As retail sales pick up again, National Retail Federation CEO Matthew Shay said he wants to make sure small and mid-sized stores and restaurants can make a comeback, too.
“They get hit harder and they get hit first and so we need to bring them back quickly,” he said on CNBC’s “Squawk Box.”
Retail sales jumped by 17.7% in May, the Commerce Department said Tuesday morning. That includes customers’ online purchases, as well as those at brick-and-mortar restaurants, bars and stores. It’s the sharpest one-month jump on record.
Excluding food services, May retail sales were only down by 1.4% compared to a year ago, according to an analysis by Moody’s Investor Service.
Moody’s vice president Mickey Chadha said that’s “an astonishing feat considering most of the non-essential retailers were still shut for a good part of May.”
During the pandemic, stay-at-home orders forced many stores and restaurants to temporarily shut their doors to slow the spread of the coronavirus. Grocery stores, pharmacies and some big-box retailers were deemed essential retailers and allowed to stay open. The rest had to switch to nearly all online operations or give up all of their sales.
In recent weeks, shopping malls have reopened and more restaurants have offered curbside pickup or allowed limited dining — but it’s hard to predict Americans’ shopping habits as millions are still unemployed, furloughed or living on tighter budgets because of pay cuts.
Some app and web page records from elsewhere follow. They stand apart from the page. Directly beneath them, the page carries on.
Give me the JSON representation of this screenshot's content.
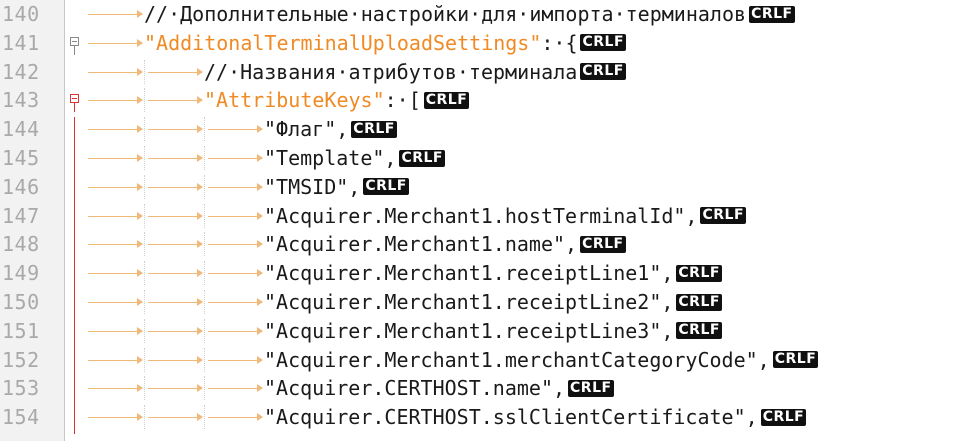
{
  "editor": {
    "eol_marker": "CRLF",
    "lines": [
      {
        "num": "140",
        "indent": 1,
        "fold": "",
        "parts": [
          {
            "type": "comment",
            "text": "//·Дополнительные·настройки·для·импорта·терминалов"
          }
        ]
      },
      {
        "num": "141",
        "indent": 1,
        "fold": "open-gray",
        "parts": [
          {
            "type": "key",
            "text": "\"AdditonalTerminalUploadSettings\""
          },
          {
            "type": "punct",
            "text": ":·{"
          }
        ]
      },
      {
        "num": "142",
        "indent": 2,
        "fold": "",
        "parts": [
          {
            "type": "comment",
            "text": "//·Названия·атрибутов·терминала"
          }
        ]
      },
      {
        "num": "143",
        "indent": 2,
        "fold": "open-red",
        "parts": [
          {
            "type": "key",
            "text": "\"AttributeKeys\""
          },
          {
            "type": "punct",
            "text": ":·["
          }
        ]
      },
      {
        "num": "144",
        "indent": 3,
        "fold": "line",
        "parts": [
          {
            "type": "str",
            "text": "\"Флаг\","
          }
        ]
      },
      {
        "num": "145",
        "indent": 3,
        "fold": "line",
        "parts": [
          {
            "type": "str",
            "text": "\"Template\","
          }
        ]
      },
      {
        "num": "146",
        "indent": 3,
        "fold": "line",
        "parts": [
          {
            "type": "str",
            "text": "\"TMSID\","
          }
        ]
      },
      {
        "num": "147",
        "indent": 3,
        "fold": "line",
        "parts": [
          {
            "type": "str",
            "text": "\"Acquirer.Merchant1.hostTerminalId\","
          }
        ]
      },
      {
        "num": "148",
        "indent": 3,
        "fold": "line",
        "parts": [
          {
            "type": "str",
            "text": "\"Acquirer.Merchant1.name\","
          }
        ]
      },
      {
        "num": "149",
        "indent": 3,
        "fold": "line",
        "parts": [
          {
            "type": "str",
            "text": "\"Acquirer.Merchant1.receiptLine1\","
          }
        ]
      },
      {
        "num": "150",
        "indent": 3,
        "fold": "line",
        "parts": [
          {
            "type": "str",
            "text": "\"Acquirer.Merchant1.receiptLine2\","
          }
        ]
      },
      {
        "num": "151",
        "indent": 3,
        "fold": "line",
        "parts": [
          {
            "type": "str",
            "text": "\"Acquirer.Merchant1.receiptLine3\","
          }
        ]
      },
      {
        "num": "152",
        "indent": 3,
        "fold": "line",
        "parts": [
          {
            "type": "str",
            "text": "\"Acquirer.Merchant1.merchantCategoryCode\","
          }
        ]
      },
      {
        "num": "153",
        "indent": 3,
        "fold": "line",
        "parts": [
          {
            "type": "str",
            "text": "\"Acquirer.CERTHOST.name\","
          }
        ]
      },
      {
        "num": "154",
        "indent": 3,
        "fold": "line",
        "parts": [
          {
            "type": "str",
            "text": "\"Acquirer.CERTHOST.sslClientCertificate\","
          }
        ]
      }
    ]
  }
}
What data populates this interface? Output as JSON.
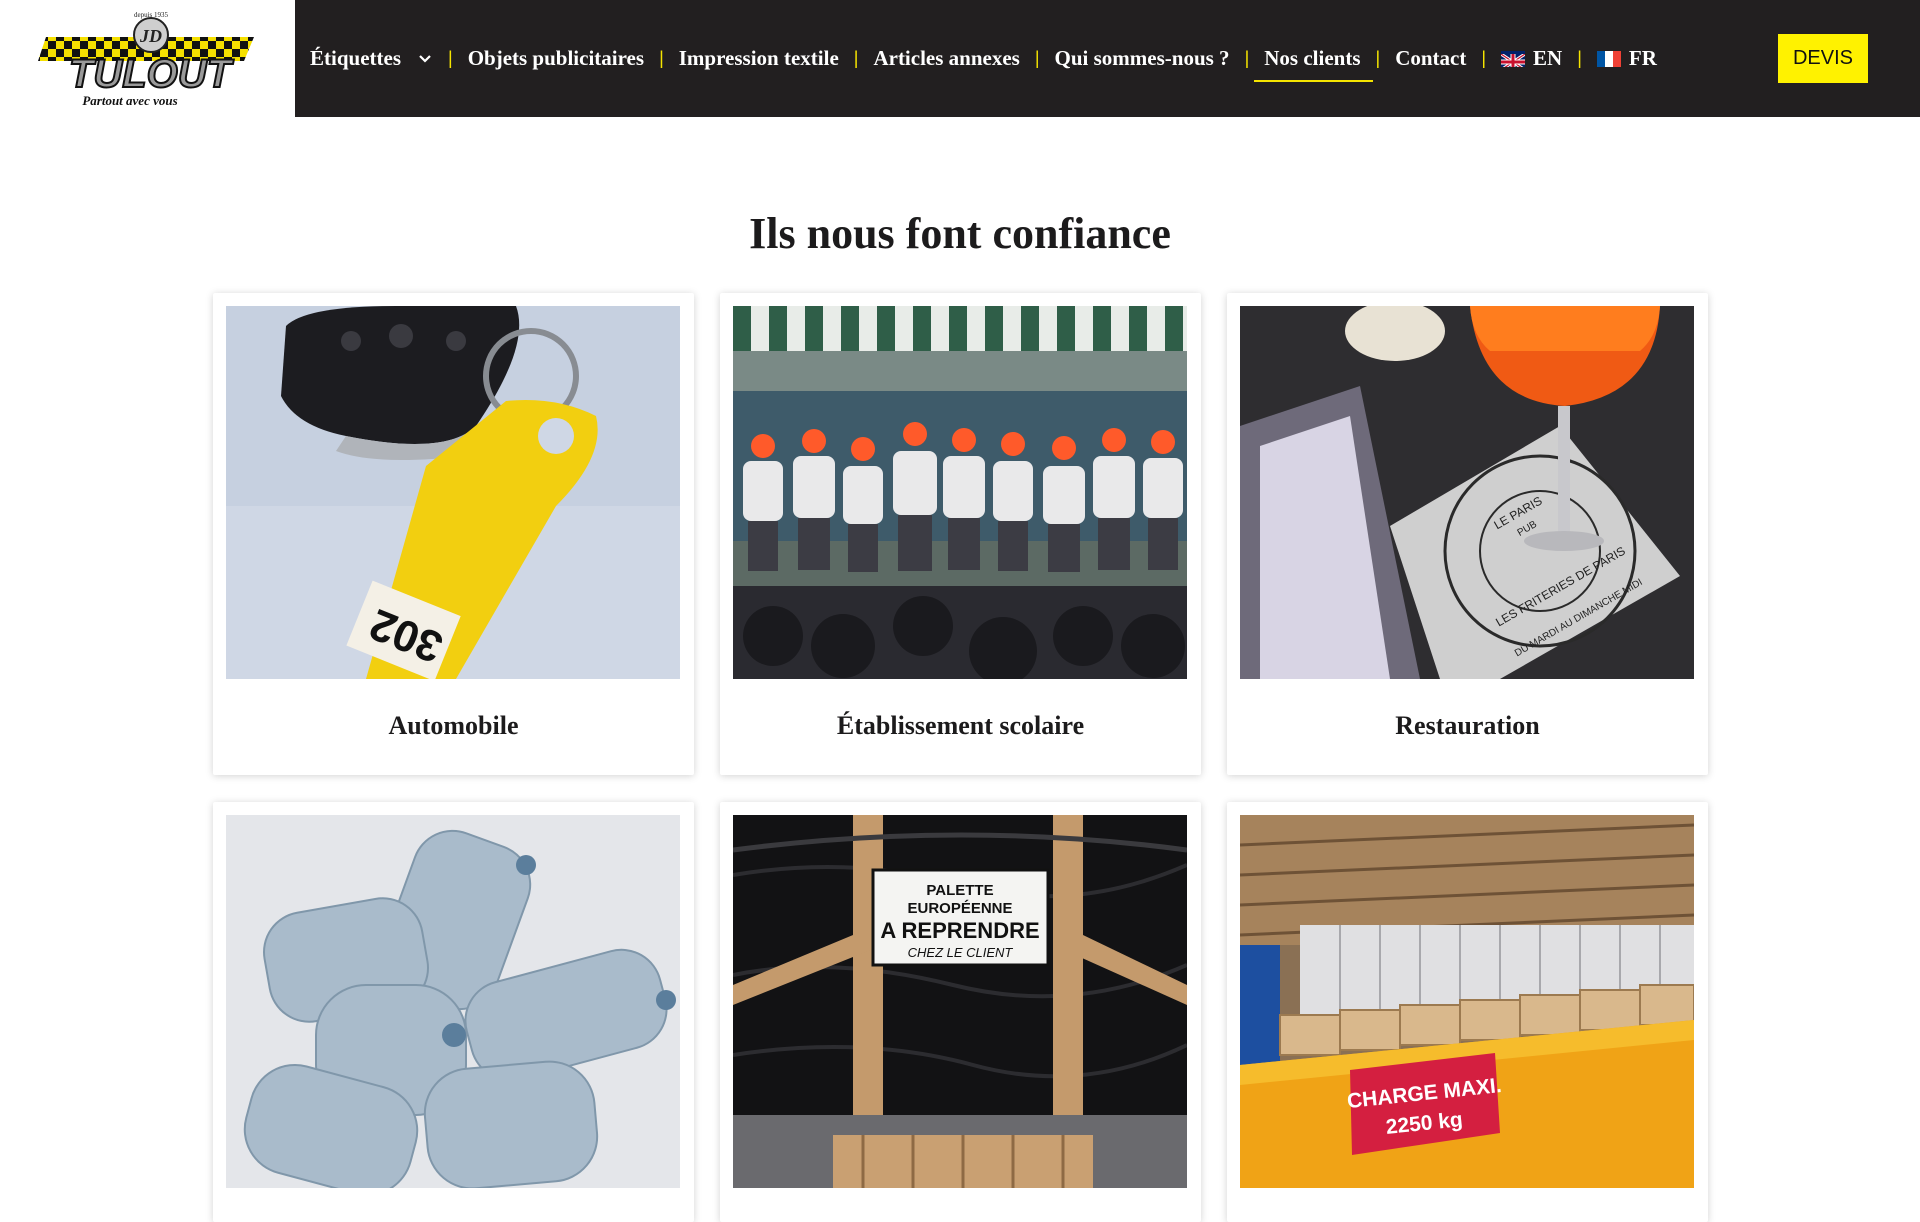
{
  "logo": {
    "brand": "TULOUT",
    "monogram": "JD",
    "tagline": "Partout avec vous",
    "since": "depuis 1935"
  },
  "nav": {
    "items": [
      {
        "label": "Étiquettes",
        "has_dropdown": true
      },
      {
        "label": "Objets publicitaires"
      },
      {
        "label": "Impression textile"
      },
      {
        "label": "Articles annexes"
      },
      {
        "label": "Qui sommes-nous ?"
      },
      {
        "label": "Nos clients",
        "active": true
      },
      {
        "label": "Contact"
      }
    ],
    "lang_en": "EN",
    "lang_fr": "FR",
    "cta": "DEVIS"
  },
  "colors": {
    "header_bg": "#221f20",
    "accent_yellow": "#fff200",
    "separator": "#f5e400"
  },
  "main": {
    "title": "Ils nous font confiance",
    "cards": [
      {
        "label": "Automobile",
        "image_text": "302"
      },
      {
        "label": "Établissement scolaire"
      },
      {
        "label": "Restauration",
        "image_text": [
          "LE PARIS",
          "PUB",
          "LES FRITERIES DE PARIS",
          "DU MARDI AU DIMANCHE MIDI"
        ]
      },
      {
        "label": ""
      },
      {
        "label": "",
        "image_text": [
          "PALETTE",
          "EUROPÉENNE",
          "A REPRENDRE",
          "CHEZ LE CLIENT"
        ]
      },
      {
        "label": "",
        "image_text": [
          "CHARGE MAXI.",
          "2250 kg"
        ]
      }
    ]
  }
}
Shay said he’s encouraged to see customers spending again as stay-at-home orders lift. After sheltering in place during the coronavirus pandemic, he said “there was significant pent-up demand” among Americans, including many who had more money in their pockets because of the government stimulus checks.
He said that federal relief and unemployment benefits “provided a big jolt that we needed.”
However, he acknowledged that the rebound is uneven. Big retailers, such as Walmart, Lowe’s and BJ’s Wholesale Club, have had strong sales — and they were among the essential retailers that didn’t have to shut their doors during the pandemic.
Smaller businesses, however, are still struggling, he said.
“The big question will be what happens to those small, independent, those mid-sized companies,” he said. “Can we get the rest of the economy moving quickly enough that we can bring the small businesses along?”
The May numbers are a promising uptick after retail sales tumbled by a record 16.4% in April, according to a government report. The steepest drop was at clothing stores, which declined by 78.8%. Other hard-hit categories were electronics and appliances, which fell by 60.6%, furniture and home furnishing, which dropped by 58.7%, and sporting goods, which declined by 38%.
Coronavirus cases are rising across nearly half of the states and hospitalizations are up, too, as businesses reopen, some people return to work and summer activities like trips to the pool or day camps resume.
Shay said independent and smaller businesses need to make up for sales they lost, if they’re going to survive. He said essential retailers who stayed open in the early weeks of the pandemic have shared their safety practices and shown that “the mere act of being open is not unsafe.”
“Keeping the economy open, I think, is going to be the best relief for these small businesses,” he said. “We can’t go into lockdown mode again.”